Guest Contributor | Mar 12, 2019 | 0
Improve your game from your inbox – Get into the Flow
Coen Welsh on the Psychology of Golf – The best place to be on the golf course is to be in “flow”.
Daniel Berger won the Fed-Ex St. Jude classic for the second time in two years. He managed to defend the title he won in 2016 and did so with a final round of 66.
Charley Hull finished second at last year’s ANA Inspiration and at the time she said: “You really want to do well but you are not thinking about it. And you make some birdies coming in and then you are thinking I never got ahead of myself. I don’t think about golf when I’m actually on the golf course, I just kind of go with the flow and just hit my shot when it’s ready and don’t think about it after.”
Berger said a similar thing this week as he won the St. Jude Classic. “I just hit so many good shots coming down the stretch and I can’t even explain. It’s just — I feel like I wasn’t even on the golf course. It just kind of happened.”
These two top golfers illustrate a concept in psychology we call flow. Flow is a state of mind where you are challenged to the limit of your ability, but yet you feel able to rise to the challenge. It is in this state of mind that most people do their best work. The question then is how do we attain flow?
Tip of the week: Stay in the moment
There are [at least] two issues in golf when thinking patterns are examined.
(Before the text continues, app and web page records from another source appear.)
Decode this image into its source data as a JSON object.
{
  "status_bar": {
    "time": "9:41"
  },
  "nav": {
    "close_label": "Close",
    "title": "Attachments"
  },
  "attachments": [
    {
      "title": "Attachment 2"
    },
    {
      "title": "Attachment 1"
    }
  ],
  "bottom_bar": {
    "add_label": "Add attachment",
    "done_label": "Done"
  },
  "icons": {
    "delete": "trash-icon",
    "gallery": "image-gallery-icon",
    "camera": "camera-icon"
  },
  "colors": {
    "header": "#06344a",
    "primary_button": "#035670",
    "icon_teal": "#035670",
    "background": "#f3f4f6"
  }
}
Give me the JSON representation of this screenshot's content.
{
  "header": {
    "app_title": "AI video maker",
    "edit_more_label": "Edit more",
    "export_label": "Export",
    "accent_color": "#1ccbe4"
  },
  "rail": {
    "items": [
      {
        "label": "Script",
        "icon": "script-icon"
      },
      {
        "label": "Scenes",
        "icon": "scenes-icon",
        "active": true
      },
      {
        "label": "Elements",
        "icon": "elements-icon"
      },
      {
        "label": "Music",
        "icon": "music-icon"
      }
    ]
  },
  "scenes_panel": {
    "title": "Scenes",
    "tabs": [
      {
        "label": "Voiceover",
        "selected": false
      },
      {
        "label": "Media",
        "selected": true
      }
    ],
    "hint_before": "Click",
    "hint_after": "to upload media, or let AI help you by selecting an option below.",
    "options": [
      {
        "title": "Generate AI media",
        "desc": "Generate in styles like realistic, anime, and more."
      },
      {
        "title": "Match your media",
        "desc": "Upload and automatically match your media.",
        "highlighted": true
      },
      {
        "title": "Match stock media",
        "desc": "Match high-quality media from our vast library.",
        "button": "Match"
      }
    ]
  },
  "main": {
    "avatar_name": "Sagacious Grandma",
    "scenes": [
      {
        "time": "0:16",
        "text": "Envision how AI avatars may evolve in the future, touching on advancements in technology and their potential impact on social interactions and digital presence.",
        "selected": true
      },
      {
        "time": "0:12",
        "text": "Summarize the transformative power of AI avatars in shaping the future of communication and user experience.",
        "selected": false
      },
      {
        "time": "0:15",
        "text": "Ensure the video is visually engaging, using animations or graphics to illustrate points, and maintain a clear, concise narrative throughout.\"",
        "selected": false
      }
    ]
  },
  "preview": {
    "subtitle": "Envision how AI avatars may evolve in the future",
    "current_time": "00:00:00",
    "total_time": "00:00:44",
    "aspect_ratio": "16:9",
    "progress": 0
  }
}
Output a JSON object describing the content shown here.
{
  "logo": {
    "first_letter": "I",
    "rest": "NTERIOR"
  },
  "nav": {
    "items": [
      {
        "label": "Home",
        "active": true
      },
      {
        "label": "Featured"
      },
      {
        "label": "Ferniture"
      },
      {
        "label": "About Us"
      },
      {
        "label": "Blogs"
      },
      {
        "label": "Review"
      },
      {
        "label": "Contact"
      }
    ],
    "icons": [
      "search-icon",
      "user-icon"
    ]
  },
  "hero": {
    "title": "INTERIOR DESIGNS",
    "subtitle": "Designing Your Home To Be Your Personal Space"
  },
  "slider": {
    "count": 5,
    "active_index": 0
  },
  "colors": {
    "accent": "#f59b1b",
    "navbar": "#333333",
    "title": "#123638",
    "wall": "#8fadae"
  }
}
Either getting ahead of yourself or dwelling in the past.
When you think “I need two pars on the last two holes to beat my best ever score,” it is getting ahead of yourself or the alternative is dwelling on the past e.g. when you think “I messed up on 13, AGAIN!”
Both kinds of thinking can easily destroy a good round.
Golf provides an excellent platform to apply what we call, centring.
A natural part of golf is walking between shots. Use this time to focus on other things, chatting to your partners and just to enjoy what you are doing. If your partners are not the talkative type, try to focus on your breathing. Feel the air going into your nostrils, filling up your lungs as your chest expands and then feel the release as you exhale through your mouth.
I have referred to breathing exercises in the previous post. This exercise flows from that. Trying to maintain your breathing to a specific tempo allows you to focus on the next shot and allows you to stay in flow.
All that is left then is to trust what you have practised on the driving range and just “go with the flow” when you’re on the course
Quote of the week
“Golf is a compromise between what your ego wants you to do, what experience tells you to do, and what your nerves let you do.” -Bruce Crampton
For more tips visit www.capacitytrust.com
Coen Welsh, a qualified industrial psychologist, is an expert on the Antecedents and underlying Psychological Conditions predicting Employee Engagement.He has worked in diverse teams in the UK, Egypt and Namibia. Coen regularly gets invited to speak at HR and other conferences. He is a regular contributor to NBC National Radio as well as Tupopyeni and Off-the-Hook on NBC Television. He is a founding member of the Professional Speakers Association of Namibia. You can visit him at www.coenwelsh.com.